(Element data from apps and pages)

● ● ● ●

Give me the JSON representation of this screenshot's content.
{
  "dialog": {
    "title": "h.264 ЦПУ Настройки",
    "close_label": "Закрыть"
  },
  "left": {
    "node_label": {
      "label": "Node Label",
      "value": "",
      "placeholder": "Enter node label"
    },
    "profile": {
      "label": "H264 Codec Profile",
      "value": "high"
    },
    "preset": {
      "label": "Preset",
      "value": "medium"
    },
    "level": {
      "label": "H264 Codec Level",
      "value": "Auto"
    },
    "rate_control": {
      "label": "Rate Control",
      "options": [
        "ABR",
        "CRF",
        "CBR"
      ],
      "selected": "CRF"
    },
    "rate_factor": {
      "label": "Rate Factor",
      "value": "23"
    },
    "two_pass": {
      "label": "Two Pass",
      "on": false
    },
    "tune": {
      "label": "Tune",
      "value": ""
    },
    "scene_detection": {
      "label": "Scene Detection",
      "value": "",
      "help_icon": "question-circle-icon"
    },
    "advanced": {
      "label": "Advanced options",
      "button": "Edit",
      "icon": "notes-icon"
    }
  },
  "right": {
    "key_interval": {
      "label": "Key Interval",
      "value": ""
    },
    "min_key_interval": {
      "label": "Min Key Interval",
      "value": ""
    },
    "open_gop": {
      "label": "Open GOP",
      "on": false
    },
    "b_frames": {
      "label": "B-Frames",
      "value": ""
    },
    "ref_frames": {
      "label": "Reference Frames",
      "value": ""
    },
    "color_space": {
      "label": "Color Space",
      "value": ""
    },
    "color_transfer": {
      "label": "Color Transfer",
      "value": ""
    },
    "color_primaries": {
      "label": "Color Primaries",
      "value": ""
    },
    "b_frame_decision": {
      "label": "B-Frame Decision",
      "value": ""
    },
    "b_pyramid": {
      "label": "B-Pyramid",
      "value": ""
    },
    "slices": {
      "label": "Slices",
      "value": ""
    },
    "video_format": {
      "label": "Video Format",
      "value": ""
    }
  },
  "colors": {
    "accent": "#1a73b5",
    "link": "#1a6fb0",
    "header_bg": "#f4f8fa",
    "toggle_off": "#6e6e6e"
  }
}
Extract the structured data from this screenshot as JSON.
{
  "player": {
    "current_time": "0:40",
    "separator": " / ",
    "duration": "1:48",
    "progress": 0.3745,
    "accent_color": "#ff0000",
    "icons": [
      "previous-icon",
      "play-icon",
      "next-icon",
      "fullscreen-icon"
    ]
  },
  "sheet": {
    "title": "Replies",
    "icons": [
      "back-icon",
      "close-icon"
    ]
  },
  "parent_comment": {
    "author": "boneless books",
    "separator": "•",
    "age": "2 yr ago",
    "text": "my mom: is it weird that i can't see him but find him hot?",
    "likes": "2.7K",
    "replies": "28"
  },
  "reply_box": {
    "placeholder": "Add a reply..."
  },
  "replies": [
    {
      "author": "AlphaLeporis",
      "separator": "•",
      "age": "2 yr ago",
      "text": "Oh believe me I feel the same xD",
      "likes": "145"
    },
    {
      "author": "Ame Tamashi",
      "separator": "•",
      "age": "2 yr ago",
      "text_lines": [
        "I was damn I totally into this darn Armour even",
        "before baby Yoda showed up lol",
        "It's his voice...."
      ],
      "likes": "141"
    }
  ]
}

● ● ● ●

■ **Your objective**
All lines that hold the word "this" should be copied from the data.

■ **Expected output**
Give me the JSON representation of this screenshot's content.
Extract the structured data from this screenshot as JSON.
        "I was damn I totally into this darn Armour even",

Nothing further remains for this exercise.